Unika Vajracharya could be standing on the brink of divinity, about to become one of Nepal’s most celebrated figures. She is six years old, at present a simple schoolgirl. Despite her shyness, her eyes sparkle with curiosity. She isn’t used to receiving strangers. A smile dimples her cheeks when I ask her what she’ll do if, later today, she’s chosen to be a kumari, or living goddess, a role that will bring people to their knees before her.
“I’ll keep quiet,” she says. “I won’t be allowed to go to school. I’ll study at home and receive worship every day.”
Unika is a Nepali from the Newar ethnic group. She lives in Patan, officially known as Lalitpur, a city of 230,000 people of mainly Buddhist influence in the fertile Kathmandu Valley, in the foothills of the Himalaya.

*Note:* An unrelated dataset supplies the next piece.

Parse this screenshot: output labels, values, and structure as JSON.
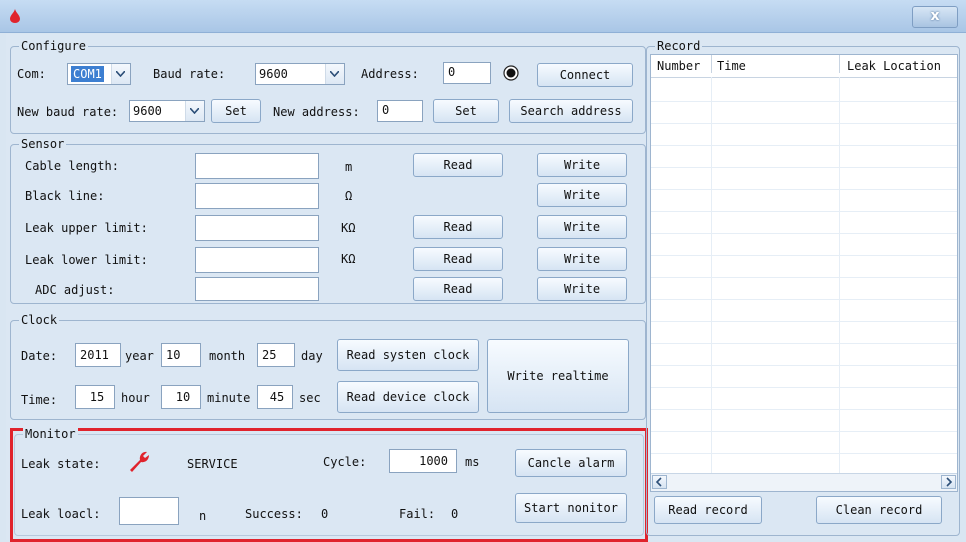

The Newars pride themselves on being the custodians of culture in the valley, and an agelong cornerstone of their culture is the worship of little girls as living goddesses.